Task for the records below: count the lines that contain the word "label" and give only that number.

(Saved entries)
┄┄┄┄┄┄

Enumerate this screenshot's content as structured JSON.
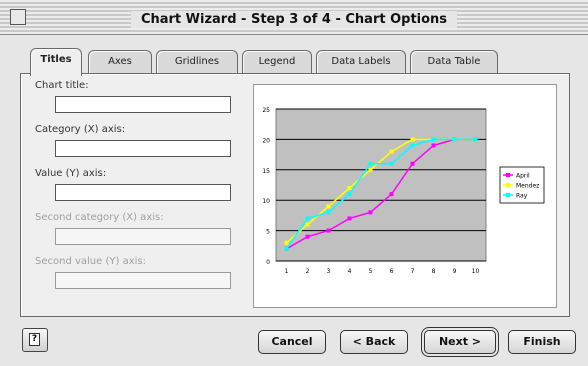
{
  "window": {
    "title": "Chart Wizard - Step 3 of 4 - Chart Options"
  },
  "tabs": [
    {
      "label": "Titles",
      "active": true
    },
    {
      "label": "Axes"
    },
    {
      "label": "Gridlines"
    },
    {
      "label": "Legend"
    },
    {
      "label": "Data Labels"
    },
    {
      "label": "Data Table"
    }
  ],
  "fields": [
    {
      "label": "Chart title:",
      "value": "",
      "disabled": false
    },
    {
      "label": "Category (X) axis:",
      "value": "",
      "disabled": false
    },
    {
      "label": "Value (Y) axis:",
      "value": "",
      "disabled": false
    },
    {
      "label": "Second category (X) axis:",
      "value": "",
      "disabled": true
    },
    {
      "label": "Second value (Y) axis:",
      "value": "",
      "disabled": true
    }
  ],
  "buttons": {
    "cancel": "Cancel",
    "back": "< Back",
    "next": "Next >",
    "finish": "Finish"
  },
  "chart_data": {
    "type": "line",
    "x": [
      1,
      2,
      3,
      4,
      5,
      6,
      7,
      8,
      9,
      10
    ],
    "ylim": [
      0,
      25
    ],
    "yticks": [
      0,
      5,
      10,
      15,
      20,
      25
    ],
    "grid": true,
    "legend_position": "right",
    "series": [
      {
        "name": "April",
        "color": "#ff00ff",
        "values": [
          2,
          4,
          5,
          7,
          8,
          11,
          16,
          19,
          20,
          20
        ]
      },
      {
        "name": "Mendez",
        "color": "#ffff00",
        "values": [
          3,
          6,
          9,
          12,
          15,
          18,
          20,
          20,
          20,
          20
        ]
      },
      {
        "name": "Ray",
        "color": "#00ffff",
        "values": [
          2,
          7,
          8,
          11,
          16,
          16,
          19,
          20,
          20,
          20
        ]
      }
    ]
  }
}
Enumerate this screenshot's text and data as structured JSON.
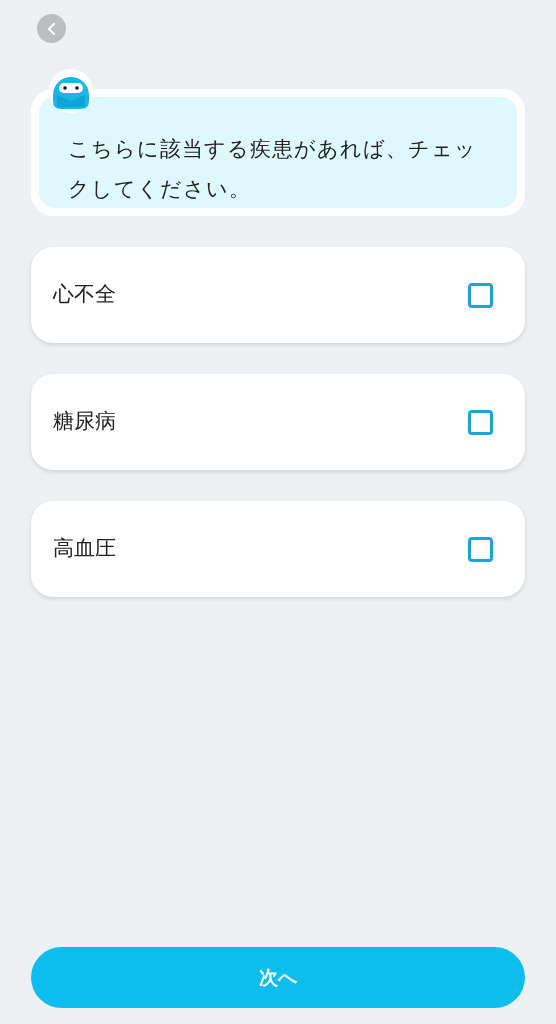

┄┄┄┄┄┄

THE COMPLETED TASK:
11